INSTRUCTIONS FOR THE TASK: If a line below contains the string "tests", return that line.
------ EXTRACTED INFORMATION
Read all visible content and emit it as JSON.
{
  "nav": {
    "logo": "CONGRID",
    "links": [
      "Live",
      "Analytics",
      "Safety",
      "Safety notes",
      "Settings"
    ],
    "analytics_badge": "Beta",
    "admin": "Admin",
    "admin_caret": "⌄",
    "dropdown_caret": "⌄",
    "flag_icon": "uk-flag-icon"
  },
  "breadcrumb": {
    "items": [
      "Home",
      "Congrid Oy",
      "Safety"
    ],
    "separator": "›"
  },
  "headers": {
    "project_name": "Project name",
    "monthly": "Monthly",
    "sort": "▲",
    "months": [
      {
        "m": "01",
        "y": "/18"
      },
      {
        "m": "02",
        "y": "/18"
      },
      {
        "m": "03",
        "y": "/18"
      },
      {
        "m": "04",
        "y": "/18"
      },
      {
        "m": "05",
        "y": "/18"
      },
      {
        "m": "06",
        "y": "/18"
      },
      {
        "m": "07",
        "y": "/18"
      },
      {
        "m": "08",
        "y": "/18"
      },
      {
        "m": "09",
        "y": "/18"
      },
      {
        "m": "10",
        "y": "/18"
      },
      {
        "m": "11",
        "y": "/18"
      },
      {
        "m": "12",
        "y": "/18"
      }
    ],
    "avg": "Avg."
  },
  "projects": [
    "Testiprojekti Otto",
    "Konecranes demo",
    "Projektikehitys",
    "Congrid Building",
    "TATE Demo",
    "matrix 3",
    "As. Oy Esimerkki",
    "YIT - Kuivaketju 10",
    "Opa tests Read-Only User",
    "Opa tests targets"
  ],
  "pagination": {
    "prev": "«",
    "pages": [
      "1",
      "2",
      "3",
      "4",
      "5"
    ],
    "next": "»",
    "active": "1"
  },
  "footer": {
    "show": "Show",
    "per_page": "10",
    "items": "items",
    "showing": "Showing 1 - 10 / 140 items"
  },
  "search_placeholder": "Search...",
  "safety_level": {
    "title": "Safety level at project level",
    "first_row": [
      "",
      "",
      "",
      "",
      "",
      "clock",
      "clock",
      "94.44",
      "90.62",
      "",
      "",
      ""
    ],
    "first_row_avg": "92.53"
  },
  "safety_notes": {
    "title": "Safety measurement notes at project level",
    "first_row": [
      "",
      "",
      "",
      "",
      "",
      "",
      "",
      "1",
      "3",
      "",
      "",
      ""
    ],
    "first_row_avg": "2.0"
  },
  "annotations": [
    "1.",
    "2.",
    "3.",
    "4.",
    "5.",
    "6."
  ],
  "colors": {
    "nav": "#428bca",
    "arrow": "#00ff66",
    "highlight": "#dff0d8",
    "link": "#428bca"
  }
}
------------
RESULT OF THE TASK:
    "Opa tests Read-Only User",
    "Opa tests targets"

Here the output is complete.